[[ DATA open ]]

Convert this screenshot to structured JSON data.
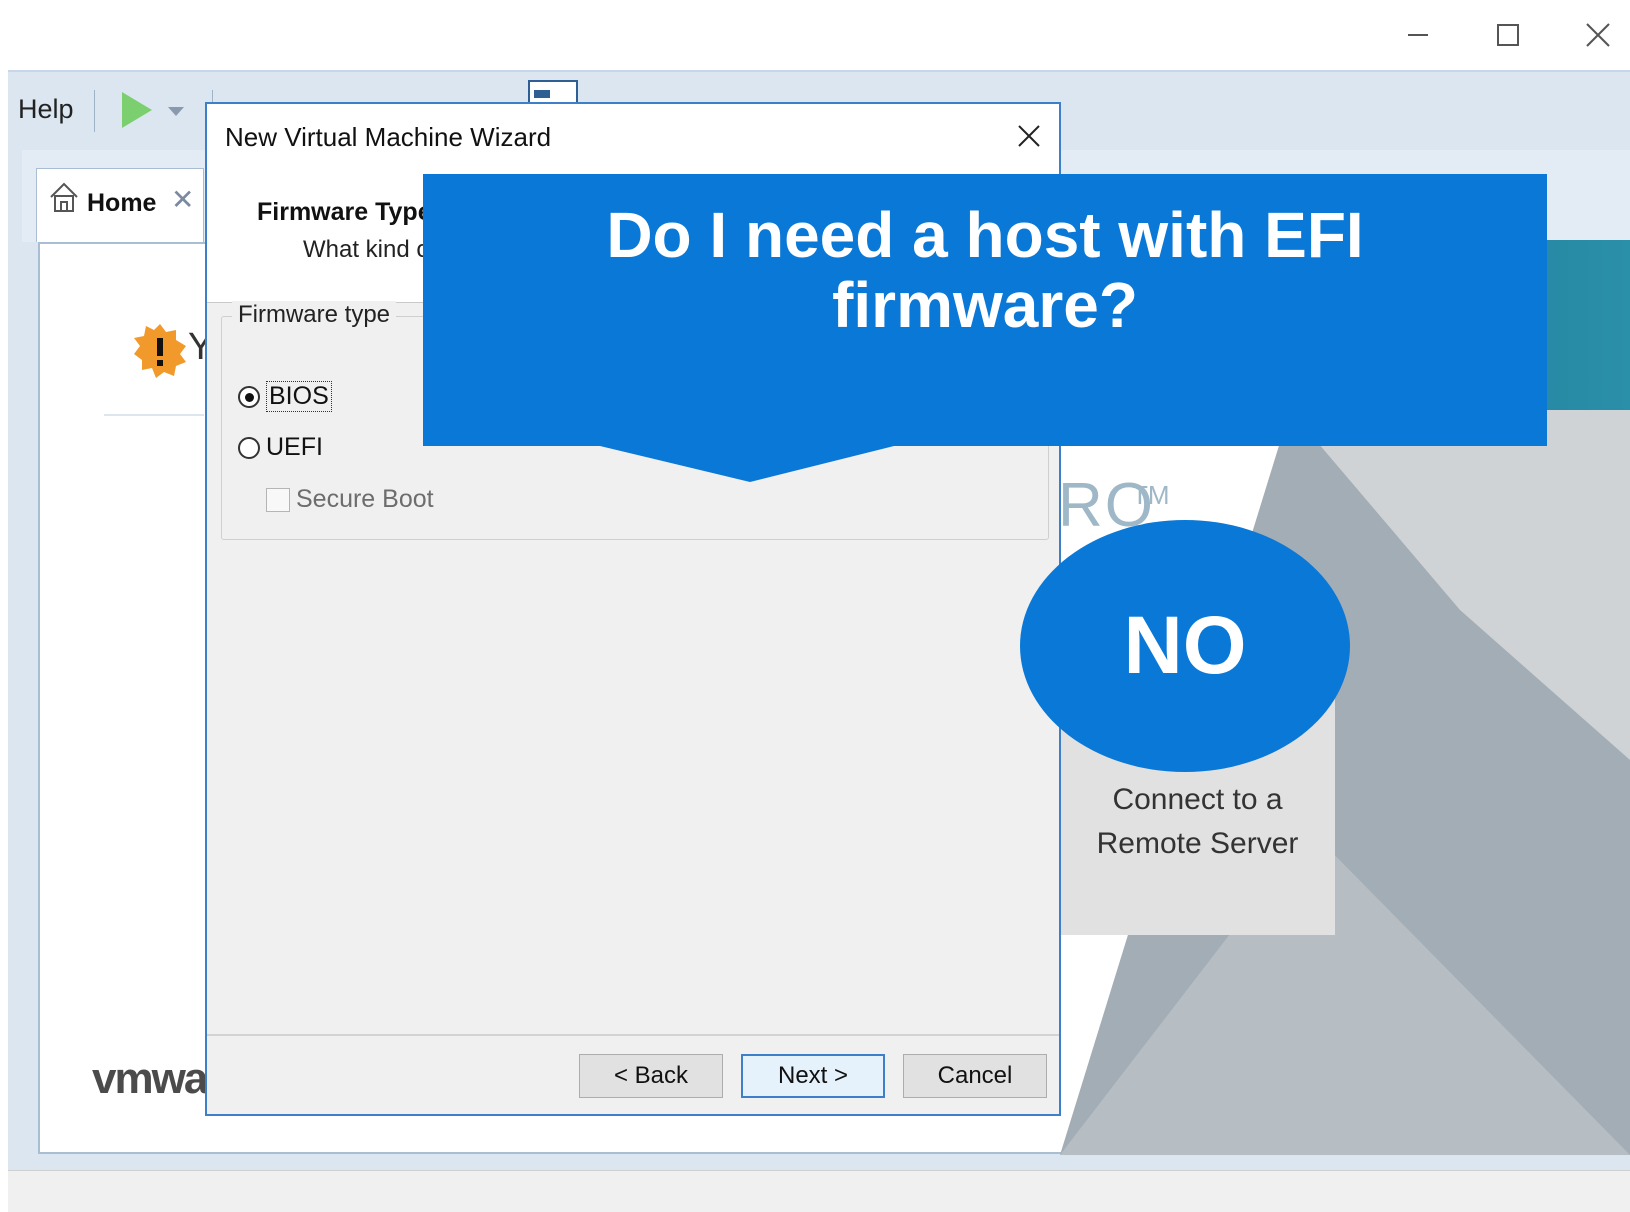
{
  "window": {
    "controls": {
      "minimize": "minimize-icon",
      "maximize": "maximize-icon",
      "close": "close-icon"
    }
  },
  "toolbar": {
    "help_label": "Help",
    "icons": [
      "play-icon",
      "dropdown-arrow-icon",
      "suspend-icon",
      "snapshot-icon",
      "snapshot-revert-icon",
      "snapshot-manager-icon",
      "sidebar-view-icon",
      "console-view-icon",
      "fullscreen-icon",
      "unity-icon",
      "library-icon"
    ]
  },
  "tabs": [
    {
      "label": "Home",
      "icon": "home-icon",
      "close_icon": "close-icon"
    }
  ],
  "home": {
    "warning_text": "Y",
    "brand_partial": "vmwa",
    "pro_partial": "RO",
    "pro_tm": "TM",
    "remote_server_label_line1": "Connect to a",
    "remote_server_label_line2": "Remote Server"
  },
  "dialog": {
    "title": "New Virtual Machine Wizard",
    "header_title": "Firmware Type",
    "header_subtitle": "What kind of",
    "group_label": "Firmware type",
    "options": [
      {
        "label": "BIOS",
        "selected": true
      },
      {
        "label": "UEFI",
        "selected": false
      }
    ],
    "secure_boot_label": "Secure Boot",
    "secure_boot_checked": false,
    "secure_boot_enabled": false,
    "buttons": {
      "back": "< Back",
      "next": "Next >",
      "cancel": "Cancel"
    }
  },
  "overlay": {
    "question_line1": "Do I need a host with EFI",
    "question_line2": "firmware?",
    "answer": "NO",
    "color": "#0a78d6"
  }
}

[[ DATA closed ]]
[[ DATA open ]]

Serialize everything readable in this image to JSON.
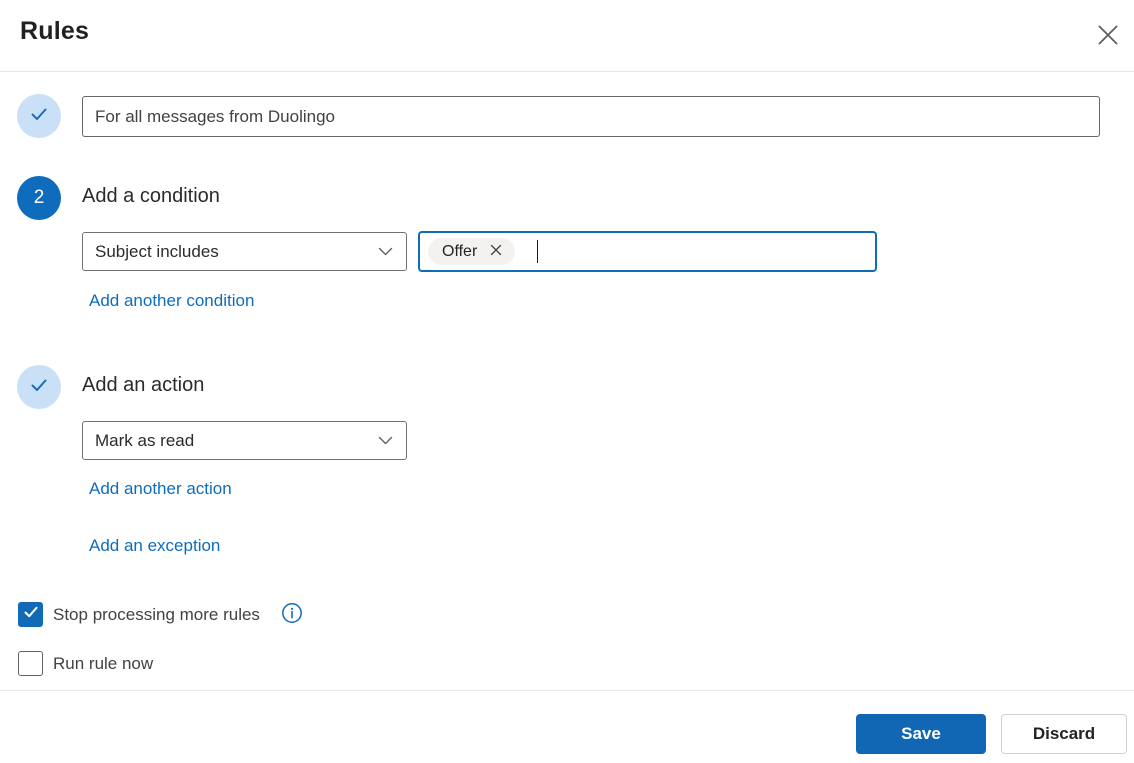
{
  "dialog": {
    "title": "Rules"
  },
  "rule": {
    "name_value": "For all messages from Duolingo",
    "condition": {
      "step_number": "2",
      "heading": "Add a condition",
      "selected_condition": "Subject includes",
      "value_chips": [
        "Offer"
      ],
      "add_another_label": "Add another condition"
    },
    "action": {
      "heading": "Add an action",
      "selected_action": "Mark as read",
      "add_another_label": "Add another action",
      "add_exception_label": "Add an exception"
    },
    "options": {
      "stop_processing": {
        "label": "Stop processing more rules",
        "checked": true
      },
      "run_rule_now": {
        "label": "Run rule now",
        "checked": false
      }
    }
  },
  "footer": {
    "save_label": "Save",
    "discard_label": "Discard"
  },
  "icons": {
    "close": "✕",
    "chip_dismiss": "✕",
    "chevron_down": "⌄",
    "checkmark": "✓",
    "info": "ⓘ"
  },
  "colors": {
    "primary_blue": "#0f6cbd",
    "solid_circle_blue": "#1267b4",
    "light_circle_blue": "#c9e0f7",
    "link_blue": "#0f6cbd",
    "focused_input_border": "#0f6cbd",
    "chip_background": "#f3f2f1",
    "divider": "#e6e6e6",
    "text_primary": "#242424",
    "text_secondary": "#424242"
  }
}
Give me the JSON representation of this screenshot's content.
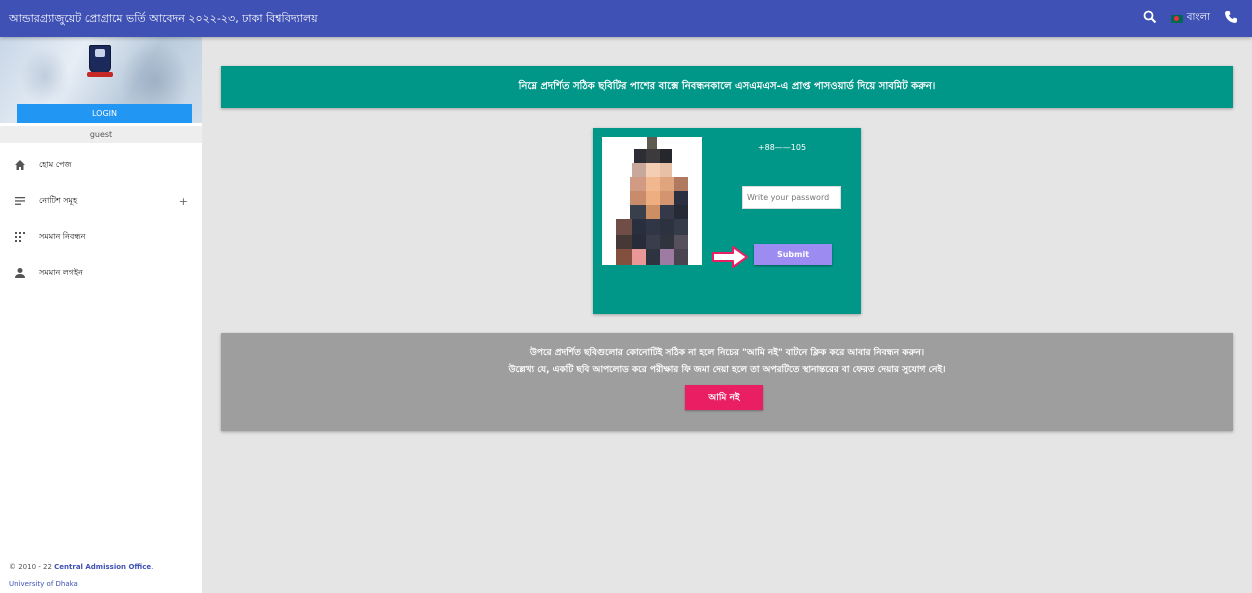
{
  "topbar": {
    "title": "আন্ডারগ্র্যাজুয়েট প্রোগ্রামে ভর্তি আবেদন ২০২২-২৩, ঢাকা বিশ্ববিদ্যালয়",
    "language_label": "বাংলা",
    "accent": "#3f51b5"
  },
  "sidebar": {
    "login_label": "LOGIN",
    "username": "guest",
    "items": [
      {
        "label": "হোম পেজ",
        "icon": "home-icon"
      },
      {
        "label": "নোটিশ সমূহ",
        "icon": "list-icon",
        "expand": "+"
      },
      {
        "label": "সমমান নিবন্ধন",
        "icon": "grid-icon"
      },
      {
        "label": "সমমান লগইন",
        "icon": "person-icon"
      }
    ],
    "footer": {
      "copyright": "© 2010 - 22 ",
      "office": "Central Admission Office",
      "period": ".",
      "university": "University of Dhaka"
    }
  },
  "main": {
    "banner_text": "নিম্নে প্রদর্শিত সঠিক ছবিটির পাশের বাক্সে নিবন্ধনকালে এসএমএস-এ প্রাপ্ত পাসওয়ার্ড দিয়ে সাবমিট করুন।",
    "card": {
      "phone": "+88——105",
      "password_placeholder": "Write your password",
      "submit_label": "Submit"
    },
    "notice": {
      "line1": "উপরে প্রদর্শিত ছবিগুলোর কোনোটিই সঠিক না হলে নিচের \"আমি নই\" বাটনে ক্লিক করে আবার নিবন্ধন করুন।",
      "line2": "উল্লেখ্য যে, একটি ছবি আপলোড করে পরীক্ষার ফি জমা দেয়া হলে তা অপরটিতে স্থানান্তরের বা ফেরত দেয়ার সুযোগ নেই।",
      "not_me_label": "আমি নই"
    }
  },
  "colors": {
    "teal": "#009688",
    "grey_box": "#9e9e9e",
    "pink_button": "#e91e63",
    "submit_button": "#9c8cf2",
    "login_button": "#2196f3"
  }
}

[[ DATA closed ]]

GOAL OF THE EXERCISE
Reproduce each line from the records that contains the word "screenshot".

EXERCISE RESULT
Convert this screenshot to structured JSON data.
Give me the JSON representation of this screenshot's content.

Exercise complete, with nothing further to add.